Some hydrogen backers, including President Bush, hope that coal gasification — wherein gasified coal is treated with steam and oxygen, forming hydrogen gas, carbon monoxide and carbon dioxide — could produce bulk hydrogen in the future. But it's almost twice as expensive to produce hydrogen from coal as from natural gas, and the process produces significant amounts of carbon dioxide and other pollutants, including sulfur.
Earlier this year, another panel was convened in Washington, this one tasked with reviewing the progress made on the president's hydrogen initiative since it was announced four years ago. Ben Knight, a vice president of Honda Motor Corp., which is building a prototype hydrogen car, called it "the most challenging technology the auto industry has ever done."
Phillip Baxley, the president of Shell Hydrogen, which has opened several of the stations equipped to handle hydrogen cars in the Los Angeles area, said his company was now hoping that the first small-scale rollout of hydrogen vehicles would begin by 2025. "It may be a long time before it happens," he said. Romm is even less optimistic. He said he thinks hydrogen cars will be broadly available to the general public "not in our lifetime, and very possibly never."
On the bus
The most advanced hydrogen fuel-cell bus in the world is as quiet as a golf cart. And it doesn't smell like a conventional bus, because there are no gasoline fumes. "Go ahead and floor it," says a technician with UTC Systems, maker of the fuel cell that powers the vehicle. He grabs onto a support pole while I take a quick spin around the AC Transit substation. "Just keep spinning the wheel until you can't anymore," he says.
It's a quick journey, and the impressive turning radius of the 9,000-pound, $3.2 million bus makes it even quicker. Just fueled up with hydrogen, the bus is about to go back on to the streets of East Oakland. Five more hydrogen-powered fuel-cell buses are planned for the coming years, to be built by the pioneering Belgian contractor Van Hool NV, which has also begun introducing prototypes in Europe.
"I know the arguments that Joe Romm makes," says Levin, the hydrogen advocate, after the bus has rolled to a stop. Standing next to the vehicle, gesturing to the corporate logos and state agency decals plastered on its sides, Levin gives a rueful smile. "Look, Chevron is a big oil company, and that's an emotional issue. Clearly there's a PR value for them, but it could also be a big part of their future. You could accuse other companies of just waiting to see how it all turns out," Levin says. "At the end of the day, 100,000 people in East Oakland have experienced a hydrogen-powered bus, with no fumes and no noise."
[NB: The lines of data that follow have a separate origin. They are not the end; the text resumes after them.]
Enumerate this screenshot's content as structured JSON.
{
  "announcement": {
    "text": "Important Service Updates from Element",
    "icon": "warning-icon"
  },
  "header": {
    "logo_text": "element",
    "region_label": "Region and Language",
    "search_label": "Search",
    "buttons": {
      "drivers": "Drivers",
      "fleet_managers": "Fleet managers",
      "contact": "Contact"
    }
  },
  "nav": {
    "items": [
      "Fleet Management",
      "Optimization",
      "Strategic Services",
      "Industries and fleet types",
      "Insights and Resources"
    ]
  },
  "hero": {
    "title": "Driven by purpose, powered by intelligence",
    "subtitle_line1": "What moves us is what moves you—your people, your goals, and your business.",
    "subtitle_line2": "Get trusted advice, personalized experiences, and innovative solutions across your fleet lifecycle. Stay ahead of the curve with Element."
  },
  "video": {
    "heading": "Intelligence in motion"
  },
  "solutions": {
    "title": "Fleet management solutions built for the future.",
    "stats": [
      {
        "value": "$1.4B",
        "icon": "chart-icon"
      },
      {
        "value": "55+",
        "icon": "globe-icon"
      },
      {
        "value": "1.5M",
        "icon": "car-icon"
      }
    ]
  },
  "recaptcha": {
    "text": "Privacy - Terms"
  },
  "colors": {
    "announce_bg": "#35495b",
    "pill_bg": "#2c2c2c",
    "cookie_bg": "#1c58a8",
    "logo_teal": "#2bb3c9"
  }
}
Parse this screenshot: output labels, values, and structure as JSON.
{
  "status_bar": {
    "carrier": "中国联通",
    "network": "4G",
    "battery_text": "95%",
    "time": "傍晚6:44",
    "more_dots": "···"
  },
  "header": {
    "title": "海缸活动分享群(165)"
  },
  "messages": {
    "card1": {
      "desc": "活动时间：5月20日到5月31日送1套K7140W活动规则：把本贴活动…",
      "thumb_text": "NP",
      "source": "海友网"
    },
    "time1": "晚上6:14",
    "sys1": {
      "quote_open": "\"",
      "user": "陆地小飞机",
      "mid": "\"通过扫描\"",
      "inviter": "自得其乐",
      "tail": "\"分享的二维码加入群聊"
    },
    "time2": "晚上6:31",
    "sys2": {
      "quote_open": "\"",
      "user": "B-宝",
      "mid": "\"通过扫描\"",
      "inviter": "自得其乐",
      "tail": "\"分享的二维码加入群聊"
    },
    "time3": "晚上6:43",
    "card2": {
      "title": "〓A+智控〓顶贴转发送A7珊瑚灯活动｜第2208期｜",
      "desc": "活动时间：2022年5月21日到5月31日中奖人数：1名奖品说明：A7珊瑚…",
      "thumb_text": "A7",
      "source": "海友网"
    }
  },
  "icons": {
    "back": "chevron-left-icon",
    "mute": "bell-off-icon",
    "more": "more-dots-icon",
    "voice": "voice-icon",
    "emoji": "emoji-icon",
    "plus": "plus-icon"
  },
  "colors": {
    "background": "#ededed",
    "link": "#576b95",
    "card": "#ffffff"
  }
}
No members of the public have requested to use the substation to fill up their hydrogen-powered cars, Levin says, and he admits that the very idea isn't practical because of the safety, permitting and technical issues associated with current hydrogen technology. When asked what role his fueling station plays on the Hydrogen Highway, Levin chortles.
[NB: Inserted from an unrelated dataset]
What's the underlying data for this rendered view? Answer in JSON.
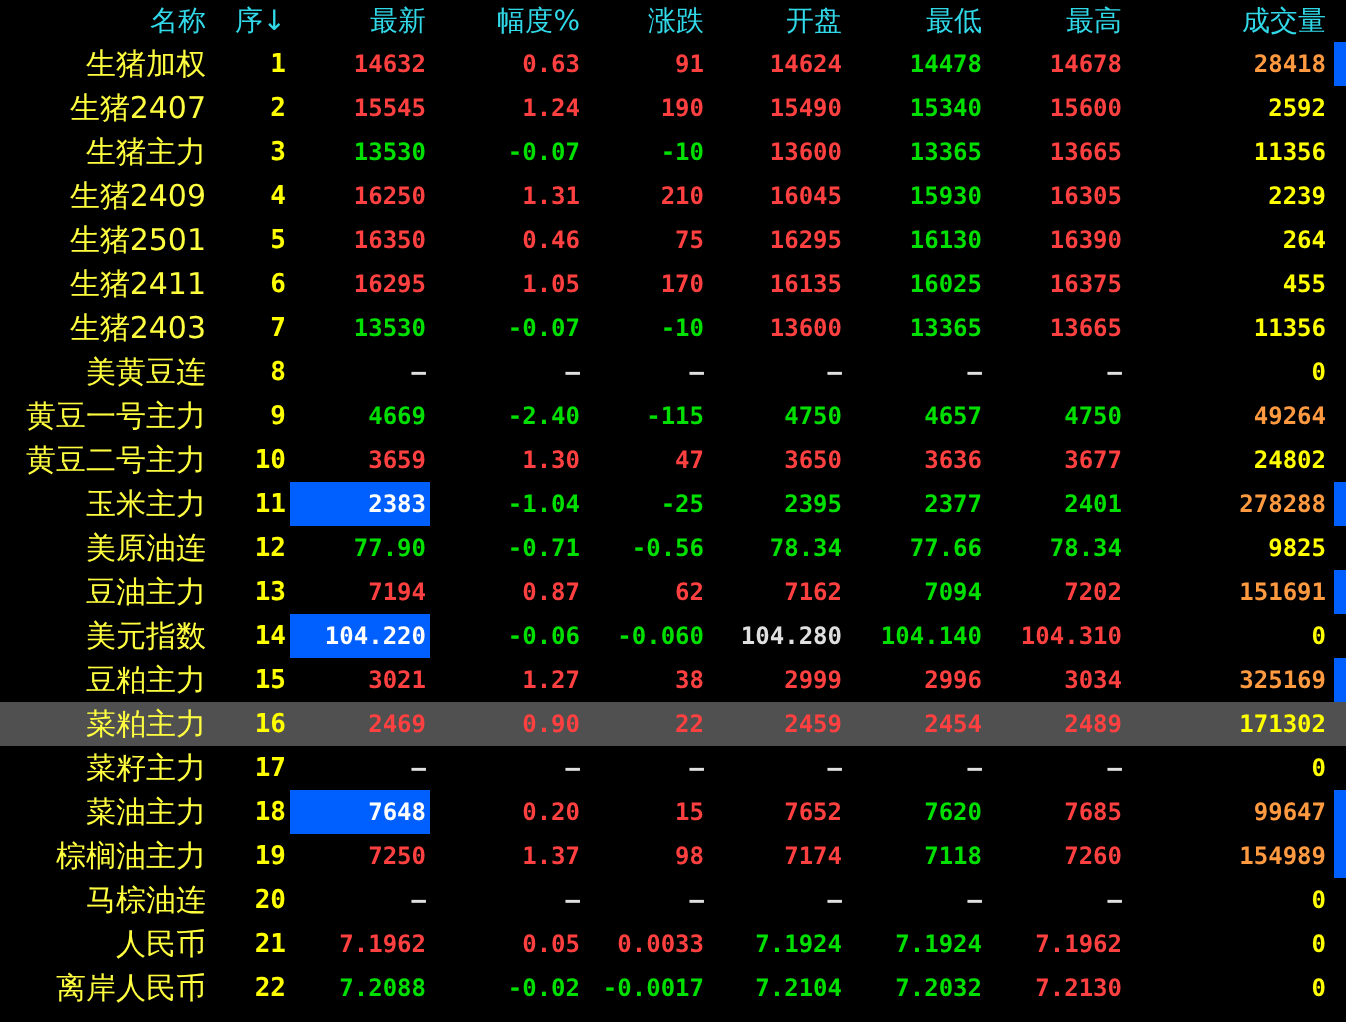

"If there's going to be a highway, it's going to start with fleet applications like ours," he says, slipping off his black sunglasses, toying with them in his hands. "Do you have a hydrogen car? Will you in five years?" And then he puts his shades back on and says, "It's not a silver bullet."
The author writes from San Francisco.